Class 2012
Education BS, Purdue University West Lafayette
Email rtweede1@jhmi.edu
Mentor

Dr. Rhoel Dinglasan

Research Interests

The Grad School Grind Blog

Malaria is a devastating disease that affects over 250 million people each year and causes over 700,000 deaths, mainly in children. Plasmodium falciparum is one of the major parasites responsible for morbidity and mortality. This parasite is transmitted to humans as a sporozoite (one of the parasite’s developmental stages) through the bite of an infected female anopheline mosquito during a blood meal. Once injected by the mosquito into the dermis of a human, the sporozoite travels to the bloodstream and makes its way to the liver. It then traverses the sinusoidal barrier, passing through Kupffer cells (KCs), to infect a hepatocyte. While in the hepatocyte, the infection is silent, presenting no clinical symptoms. Meanwhile, the parasite is hard at work maturing, multiplying, and preparing for its cyclical invasion of red blood cells as merozoites, which causes clinical disease. The liver stage is a crucial step in the parasite’s lifecycle; however, this stage has not been well studied. By gaining a thorough understanding of the liver stage, we can improve our abilities to prevent this deadly disease. Although KCs, which are liver macrophages responsible for phagocytosing pathogens and activating an immune response, appear to be a gateway for sporozoites into the liver, very little is known about parasite interactions with these cells. My project focuses on examining sporozoite entry into the liver via traversal of liver-resident KCs. Proteins on the surface of the KC involved in recognition by the sporozoite are unknown, as are many of the KC pathways affected by subsequent cell traversal. My project aims to answer the question of how the sporozoite (1) recognizes and attaches to a KC prior to cell traversal and then (2) traverses the cell without activating an immune response.
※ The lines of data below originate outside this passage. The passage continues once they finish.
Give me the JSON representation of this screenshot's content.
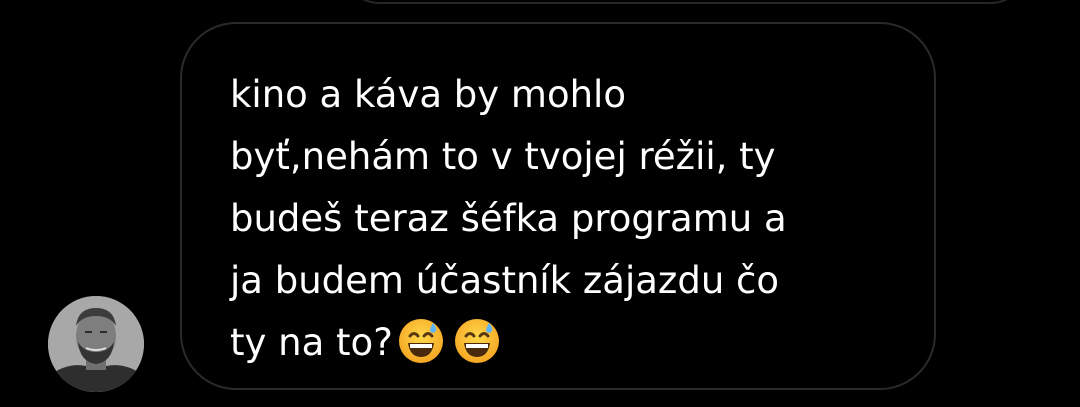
{
  "message": {
    "text": "kino a káva by mohlo\nbyť,nehám to v tvojej réžii, ty\nbudeš teraz šéfka programu a\nja budem účastník zájazdu čo\nty na to?",
    "emojis": [
      "grinning-face-with-sweat-icon",
      "grinning-face-with-sweat-icon"
    ]
  },
  "sender": {
    "avatar_icon": "profile-photo-man-bearded"
  },
  "colors": {
    "background": "#000000",
    "bubble_border": "#2a2a2a",
    "text": "#ffffff"
  }
}
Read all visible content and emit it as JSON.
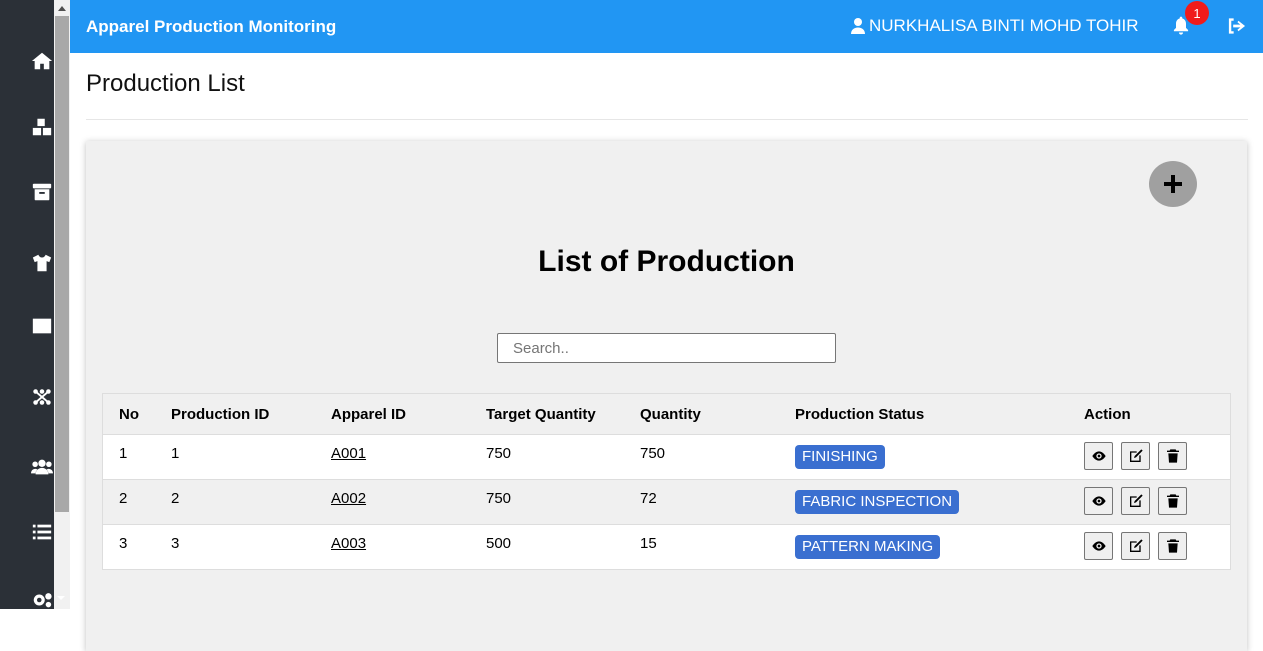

Publications

Tweedell RE, Tao D, Dinglasan RRD. The cellular and proteomic response of primary and immortalized murine Kupffer cells following immune stimulation diverges from that of monocyte-derived macrophages. Proteomics. 2015. 15: 545-553. PMID 25266554

Tao D, King JG, Tweedell RE, Jost PJ, Boddey JA, Dinglasan RR. The acute transcriptomic and proteomic response of HC-04 hepatoma cells to hepatocyte growth factor and its implications for Plasmodium falciparum sporozoite invasion. Mol Cell Proteomics. 2014. 13(5): 1153-1164. PMID 24532842